This Application class implements Spring Boot’s CommandLineRunner, which means it will execute the run() method after the application context is loaded up.

First, you install some DDL using JdbcTemplate’s `execute method.

Second, you take a list of strings and using Java 8 streams, split them into firstname/lastname pairs in a Java array.

Then you install some records in your newly created table using JdbcTemplate’s `batchUpdate method. The first argument to the method call is the query string, the last argument (the array of Object s) holds the variables to be substituted into the query where the “?” characters are.

For single insert statements, JdbcTemplate’s `insert method is good. But for multiple inserts, it’s better to use batchUpdate.
Use ? for arguments to avoid SQL injection attacks by instructing JDBC to bind variables.

Finally you use the query method to search your table for records matching the criteria. You again use the “?” arguments to create parameters for the query, passing in the actual values when you make the call. The last argument is a Java 8 lambda used to convert each result row into a new Customer object.

Java 8 lambdas map nicely onto single method interfaces, like Spring’s RowMapper. If you are using Java 7 or earlier, you can easily plug in an anonymous interface implementation and have the same method body as the lambda expresion’s body contains, and it will work with no fuss from Spring.

Build an executable JAR

You can run the application from the command line with Gradle or Maven. Or you can build a single executable JAR file that contains all the necessary dependencies, classes, and resources, and run that. This makes it easy to ship, version, and deploy the service as an application throughout the development lifecycle, across different environments, and so forth.

If you are using Gradle, you can run the application using ./gradlew bootRun. Or you can build the JAR file using ./gradlew build. Then you can run the JAR file:

java -jar build/libs/gs-relational-data-access-0.1.0.jar

If you are using Maven, you can run the application using ./mvnw spring-boot:run. Or you can build the JAR file with ./mvnw clean package. Then you can run the JAR file:

java -jar target/gs-relational-data-access-0.1.0.jar
The procedure above will create a runnable JAR. You can also opt to build a classic WAR file instead.

You should see the following output:
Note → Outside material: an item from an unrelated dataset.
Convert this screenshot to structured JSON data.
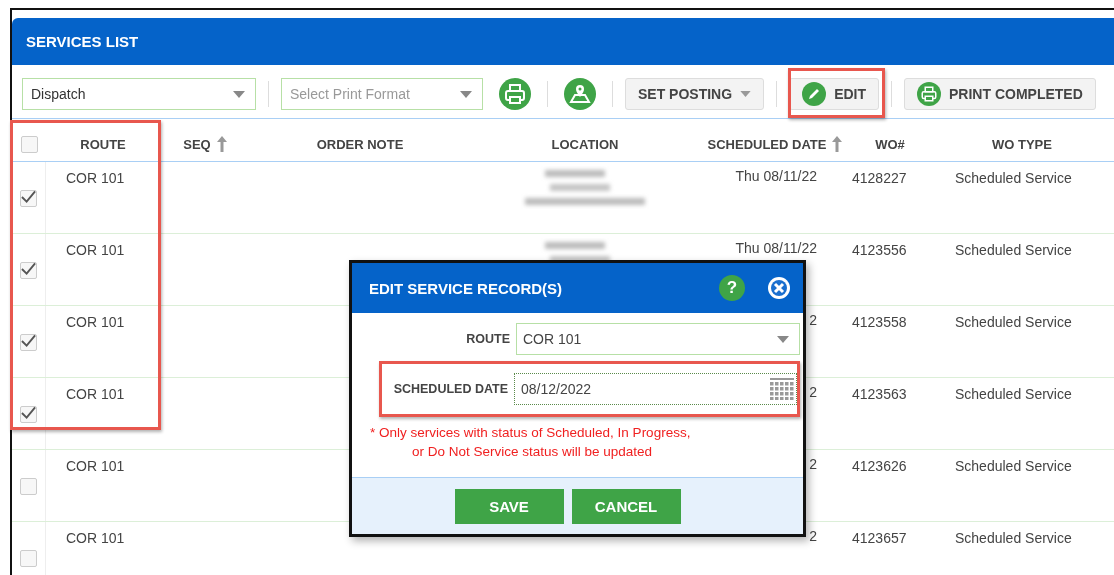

2015-06-19 10:58:31.152  INFO 67731 --- [           main] hello.Application                        : Creating tables
2015-06-19 10:58:31.219  INFO 67731 --- [           main] hello.Application                        : Inserting customer record for John Woo
2015-06-19 10:58:31.220  INFO 67731 --- [           main] hello.Application                        : Inserting customer record for Jeff Dean
2015-06-19 10:58:31.220  INFO 67731 --- [           main] hello.Application                        : Inserting customer record for Josh Bloch
2015-06-19 10:58:31.220  INFO 67731 --- [           main] hello.Application                        : Inserting customer record for Josh Long
2015-06-19 10:58:31.230  INFO 67731 --- [           main] hello.Application                        : Querying for customer records where first_name = 'Josh':
2015-06-19 10:58:31.242  INFO 67731 --- [           main] hello.Application                        : Customer[id=3, firstName='Josh', lastName='Bloch']
2015-06-19 10:58:31.242  INFO 67731 --- [           main] hello.Application                        : Customer[id=4, firstName='Josh', lastName='Long']
2015-06-19 10:58:31.244  INFO 67731 --- [           main] hello.Application                        : Started Application in 1.693 seconds (JVM running for 2.054)

Summary

Congratulations! You’ve just used Spring to develop a simple JDBC client.

Spring Boot has many features for configuring and customizing the connection pool, for instance to connect to an external database instead of an in-memory one. Please refer to the User Guide for more detail.

Want to write a new guide or contribute to an existing one? Check out our contribution guidelines.

All guides are released with an ASLv2 license for the code, and an Attribution, NoDerivatives creative commons license for the writing.